Reviews 3

Booklist Review

PreS^-Gr. 2. When Belinda walks on stage for the Annual Ballet Recital audition, the judges spot her enormously long feet and shoo her offstage before she even has a chance to dance. Sadly hanging up her outsize pointe shoes, she walks away from her dreams of ballerinahood and takes a job waiting tables at Fred's Fine Food. One day Fred brings in a band to play for his customers. Soon Belinda is ecstatically dancing, leaping, and soaring: first for the customers, then for a ballet company maestro, then for the audience at the Grand Metropolitan Hall. A somewhat predictable plot is given a fresh and satisfying treatment, utilizing spirited gouache paintings that capture the sadness, the humor, and the triumph of Belinda's story. Some of the art is particularly notable for its evocation of mood.

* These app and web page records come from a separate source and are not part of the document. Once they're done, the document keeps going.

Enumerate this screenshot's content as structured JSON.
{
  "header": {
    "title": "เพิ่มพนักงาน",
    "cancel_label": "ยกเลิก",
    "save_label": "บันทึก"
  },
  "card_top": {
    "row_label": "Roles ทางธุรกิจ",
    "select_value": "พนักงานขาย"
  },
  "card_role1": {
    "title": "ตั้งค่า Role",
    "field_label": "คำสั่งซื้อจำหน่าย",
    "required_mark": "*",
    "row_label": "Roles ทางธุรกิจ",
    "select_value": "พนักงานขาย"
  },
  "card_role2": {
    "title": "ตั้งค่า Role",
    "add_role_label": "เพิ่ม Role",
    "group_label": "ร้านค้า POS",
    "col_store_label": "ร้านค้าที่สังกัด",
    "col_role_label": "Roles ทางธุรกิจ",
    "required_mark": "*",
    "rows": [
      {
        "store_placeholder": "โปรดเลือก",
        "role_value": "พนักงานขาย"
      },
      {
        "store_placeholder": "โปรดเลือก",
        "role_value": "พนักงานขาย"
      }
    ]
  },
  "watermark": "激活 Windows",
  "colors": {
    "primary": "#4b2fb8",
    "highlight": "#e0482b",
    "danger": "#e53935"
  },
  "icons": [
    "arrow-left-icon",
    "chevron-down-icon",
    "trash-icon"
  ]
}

For every young dancer who finds that her body is not perfect (that is, almost every young dancer), the story puts physical defects into perspective and offers something to laugh about at the same time. --Carolyn Phelan


Publisher's Weekly Review

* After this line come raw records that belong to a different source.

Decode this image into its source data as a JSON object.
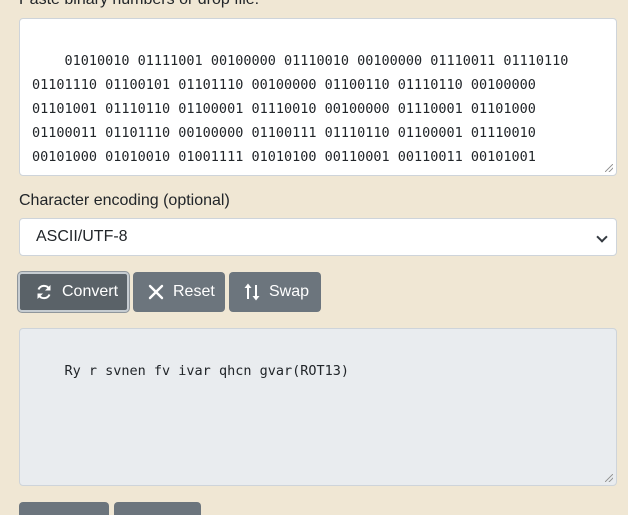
{
  "input": {
    "label": "Paste binary numbers or drop file:",
    "value": "01010010 01111001 00100000 01110010 00100000 01110011 01110110\n01101110 01100101 01101110 00100000 01100110 01110110 00100000\n01101001 01110110 01100001 01110010 00100000 01110001 01101000\n01100011 01101110 00100000 01100111 01110110 01100001 01110010\n00101000 01010010 01001111 01010100 00110001 00110011 00101001"
  },
  "encoding": {
    "label": "Character encoding (optional)",
    "selected": "ASCII/UTF-8"
  },
  "toolbar": {
    "convert_label": "Convert",
    "reset_label": "Reset",
    "swap_label": "Swap"
  },
  "output": {
    "value": "Ry r svnen fv ivar qhcn gvar(ROT13)"
  },
  "icons": {
    "convert": "refresh-icon",
    "reset": "close-icon",
    "swap": "swap-vertical-icon"
  }
}
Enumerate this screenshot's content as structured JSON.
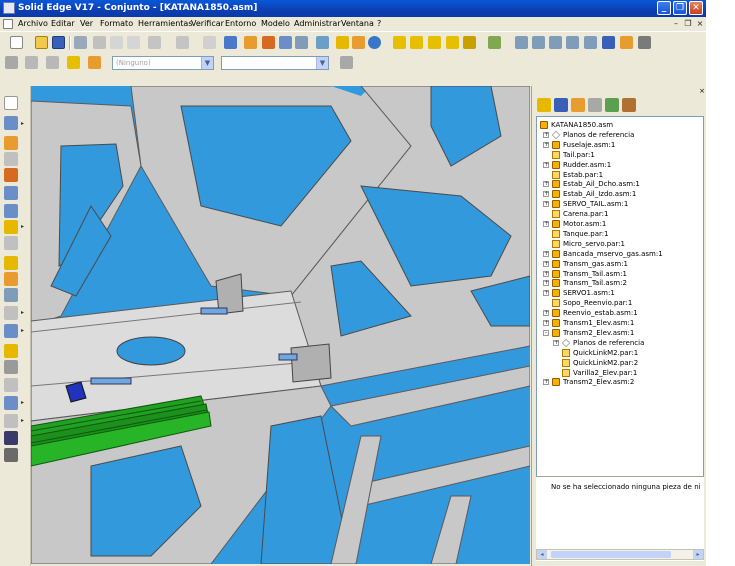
{
  "window": {
    "title": "Solid Edge V17 - Conjunto - [KATANA1850.asm]"
  },
  "colors": {
    "titlebar": "#0c3fb3",
    "viewport_bg": "#3399dd",
    "frame_gray": "#c8c8c8",
    "plate_light": "#dcdcdc",
    "green_part": "#22a022",
    "blue_part": "#2233bb",
    "asm_icon": "#f5b200"
  },
  "menu": [
    "Archivo",
    "Editar",
    "Ver",
    "Formato",
    "Herramientas",
    "Verificar",
    "Entorno",
    "Modelo",
    "Administrar",
    "Ventana",
    "?"
  ],
  "toolbar2": {
    "combo1_value": "(Ninguno)",
    "combo2_value": ""
  },
  "tree": {
    "items": [
      {
        "label": "KATANA1850.asm",
        "icon": "asm",
        "level": 0,
        "expander": ""
      },
      {
        "label": "Planos de referencia",
        "icon": "ref",
        "level": 1,
        "expander": "+"
      },
      {
        "label": "Fuselaje.asm:1",
        "icon": "asm",
        "level": 1,
        "expander": "+"
      },
      {
        "label": "Tail.par:1",
        "icon": "part",
        "level": 1,
        "expander": ""
      },
      {
        "label": "Rudder.asm:1",
        "icon": "asm",
        "level": 1,
        "expander": "+"
      },
      {
        "label": "Estab.par:1",
        "icon": "part",
        "level": 1,
        "expander": ""
      },
      {
        "label": "Estab_Ail_Dcho.asm:1",
        "icon": "asm",
        "level": 1,
        "expander": "+"
      },
      {
        "label": "Estab_Ail_Izdo.asm:1",
        "icon": "asm",
        "level": 1,
        "expander": "+"
      },
      {
        "label": "SERVO_TAIL.asm:1",
        "icon": "asm",
        "level": 1,
        "expander": "+"
      },
      {
        "label": "Carena.par:1",
        "icon": "part",
        "level": 1,
        "expander": ""
      },
      {
        "label": "Motor.asm:1",
        "icon": "asm",
        "level": 1,
        "expander": "+"
      },
      {
        "label": "Tanque.par:1",
        "icon": "part",
        "level": 1,
        "expander": ""
      },
      {
        "label": "Micro_servo.par:1",
        "icon": "part",
        "level": 1,
        "expander": ""
      },
      {
        "label": "Bancada_mservo_gas.asm:1",
        "icon": "asm",
        "level": 1,
        "expander": "+"
      },
      {
        "label": "Transm_gas.asm:1",
        "icon": "asm",
        "level": 1,
        "expander": "+"
      },
      {
        "label": "Transm_Tail.asm:1",
        "icon": "asm",
        "level": 1,
        "expander": "+"
      },
      {
        "label": "Transm_Tail.asm:2",
        "icon": "asm",
        "level": 1,
        "expander": "+"
      },
      {
        "label": "SERVO1.asm:1",
        "icon": "asm",
        "level": 1,
        "expander": "+"
      },
      {
        "label": "Sopo_Reenvio.par:1",
        "icon": "part",
        "level": 1,
        "expander": ""
      },
      {
        "label": "Reenvio_estab.asm:1",
        "icon": "asm",
        "level": 1,
        "expander": "+"
      },
      {
        "label": "Transm1_Elev.asm:1",
        "icon": "asm",
        "level": 1,
        "expander": "+"
      },
      {
        "label": "Transm2_Elev.asm:1",
        "icon": "asm",
        "level": 1,
        "expander": "-"
      },
      {
        "label": "Planos de referencia",
        "icon": "ref",
        "level": 2,
        "expander": "+"
      },
      {
        "label": "QuickLinkM2.par:1",
        "icon": "part",
        "level": 2,
        "expander": ""
      },
      {
        "label": "QuickLinkM2.par:2",
        "icon": "part",
        "level": 2,
        "expander": ""
      },
      {
        "label": "Varilla2_Elev.par:1",
        "icon": "part",
        "level": 2,
        "expander": ""
      },
      {
        "label": "Transm2_Elev.asm:2",
        "icon": "asm",
        "level": 1,
        "expander": "+"
      }
    ]
  },
  "info_text": "No se ha seleccionado ninguna pieza de nive"
}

From her tight topknot to her slender ankles, Belinda is every inch the ballerina. "But Belinda had... two big problems: her left foot and her right foot." Belinda's feet are immensely long and tapered, though not ungainly. After a disastrous audition-"They're like flippers," a theater critic yells-Belinda hangs up her flamingo-pink tutu and pointe slippers, and becomes a server in a small restaurant, where the "customers liked her because she was quick and light on her feet." This dead-end job turns out to be her big break, for when a musical trio performs at the cafe, "they played a sweet yearning lilt of a tune, and before she knew what she was doing... Belinda was dancing!" In this triumphant moment, the heroine is suspended in mid-leap with a blissful smile on her face, while the musicians jam and the chef gawks. Young, in her debut picture book, implies that Belinda communicates through her art, by giving the delicate girl only one spoken line: the gracious "Oh my, yes!" spoken when the chef invites her to dance for his eclectic, appreciative customers and again when a special customer-a dance impresario-asks her to join the Grand Metropolitan Ballet. Shades of candy pink, canary yellow and cobalt blue set an optimistic backdrop for this tale of just deserts and an irrepressible urge to dance. Ages 3-8. (Mar.) (c) Copyright PWxyz, LLC. All rights reserved

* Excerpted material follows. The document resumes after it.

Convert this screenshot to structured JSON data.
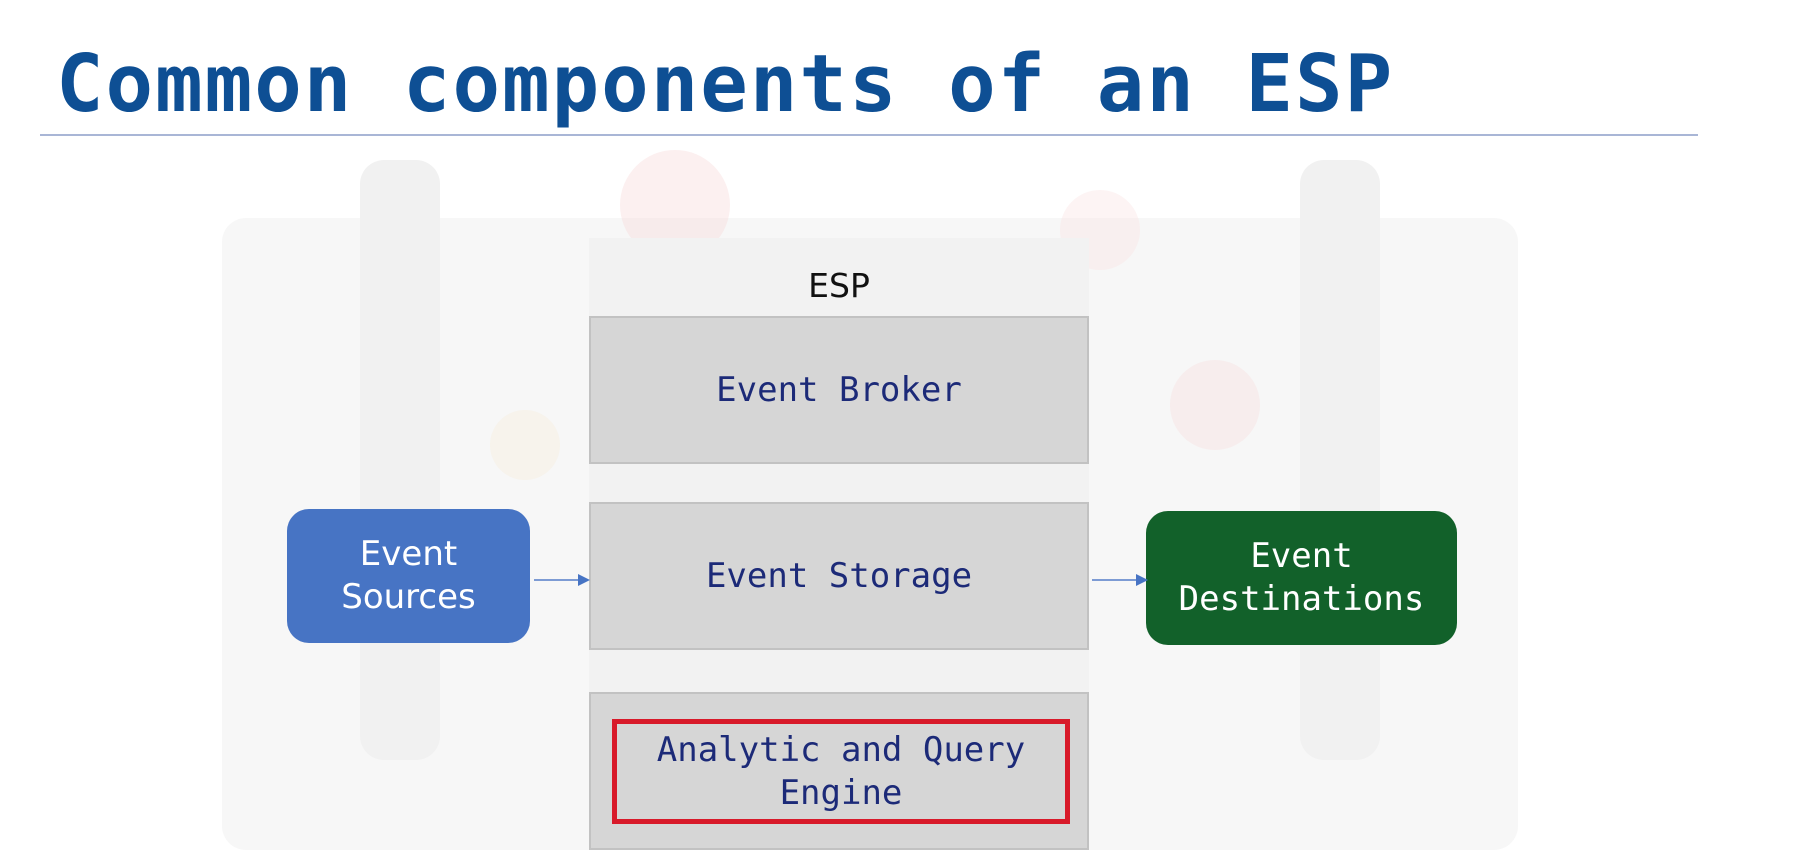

School Library Journal Review

PreS-Gr 2-Belinda wants to be a ballerina. Unfortunately, she has "two big problems"-two very big feet. The snooty judges for the Annual Ballet Recital at the Grand Metropolitan Ballet simply cannot barre the sight. Belinda hangs up her lovely pink tutu and changes careers, becoming a waitress at Fred's Fine Food. Then one day, when a band shows up at the eatery, Belinda hears the music and heeds her calling. She flies through the air enchanting the customers, who pass the word on to the Maestro of the ballet. Belinda now shines on stage, dancing so grandly to the music of the band that no one notices her feet, and the judges insist that they have discovered her. Bowing with her arms full of roses, Belinda "didn't care a fig." This cheerful story, illustrated in gouache, may not be grounded in the realities of performance life, but it is amusing and hopefully will strike a chord with children who love to move but who are not perfectly proportioned. The artwork swirls about in bright blues, pinks, and purples while the page layout and Belinda's odd but beautifully positioned and danced jets, rverences, and arabesques deserve bravas and applause. Pair this with Mary Jane Auch's Peeping Beauty (Holiday, 1993) and Elizabeth Winthrop's Dumpy La Rue (Holt, 2001) for a fine picture-book performance.-Susan Pine, New York Public Library (c) Copyright 2010. Library Journals LLC, a wholly owned subsidiary of Media Source, Inc. No redistribution permitted.